## WHAT IS NEEDED
Which lines in the data contain the word "region"? Please copy each of them.

## EXTRACTED ENTRIES

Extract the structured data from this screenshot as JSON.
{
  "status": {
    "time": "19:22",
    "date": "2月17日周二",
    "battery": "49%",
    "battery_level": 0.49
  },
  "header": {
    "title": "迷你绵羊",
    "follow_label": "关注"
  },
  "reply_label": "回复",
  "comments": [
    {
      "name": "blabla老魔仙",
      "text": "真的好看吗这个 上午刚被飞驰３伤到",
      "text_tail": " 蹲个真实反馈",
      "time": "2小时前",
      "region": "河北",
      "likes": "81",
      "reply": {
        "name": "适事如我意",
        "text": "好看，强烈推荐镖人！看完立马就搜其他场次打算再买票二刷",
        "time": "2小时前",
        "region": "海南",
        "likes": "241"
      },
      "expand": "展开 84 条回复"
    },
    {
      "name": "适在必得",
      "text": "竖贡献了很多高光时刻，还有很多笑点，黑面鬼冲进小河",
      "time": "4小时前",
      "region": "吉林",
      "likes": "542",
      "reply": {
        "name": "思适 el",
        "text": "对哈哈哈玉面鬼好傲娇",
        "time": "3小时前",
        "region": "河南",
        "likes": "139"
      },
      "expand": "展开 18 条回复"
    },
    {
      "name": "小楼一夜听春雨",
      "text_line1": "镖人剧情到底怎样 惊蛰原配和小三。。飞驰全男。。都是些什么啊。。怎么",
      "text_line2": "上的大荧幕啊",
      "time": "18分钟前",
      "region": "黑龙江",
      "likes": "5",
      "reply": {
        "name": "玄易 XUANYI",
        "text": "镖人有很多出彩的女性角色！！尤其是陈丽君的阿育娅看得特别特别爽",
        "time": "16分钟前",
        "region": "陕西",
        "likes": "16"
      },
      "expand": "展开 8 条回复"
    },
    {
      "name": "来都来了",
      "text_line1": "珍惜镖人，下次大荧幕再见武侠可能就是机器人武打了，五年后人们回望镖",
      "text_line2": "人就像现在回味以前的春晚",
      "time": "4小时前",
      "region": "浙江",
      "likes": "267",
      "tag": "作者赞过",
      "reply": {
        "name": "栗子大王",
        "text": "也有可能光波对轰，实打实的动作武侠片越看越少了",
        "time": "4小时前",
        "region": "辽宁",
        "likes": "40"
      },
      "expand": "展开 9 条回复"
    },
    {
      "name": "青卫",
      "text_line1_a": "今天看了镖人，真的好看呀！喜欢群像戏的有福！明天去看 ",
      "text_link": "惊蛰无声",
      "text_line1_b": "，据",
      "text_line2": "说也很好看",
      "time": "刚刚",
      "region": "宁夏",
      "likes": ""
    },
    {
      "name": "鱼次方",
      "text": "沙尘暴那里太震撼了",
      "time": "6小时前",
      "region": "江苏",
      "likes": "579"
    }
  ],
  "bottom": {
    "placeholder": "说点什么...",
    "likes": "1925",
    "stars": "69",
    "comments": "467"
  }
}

## RESPONSE AREA
      "region": "河北",
        "region": "海南",
      "region": "吉林",
        "region": "河南",
      "region": "黑龙江",
        "region": "陕西",
      "region": "浙江",
        "region": "辽宁",
      "region": "宁夏",
      "region": "江苏",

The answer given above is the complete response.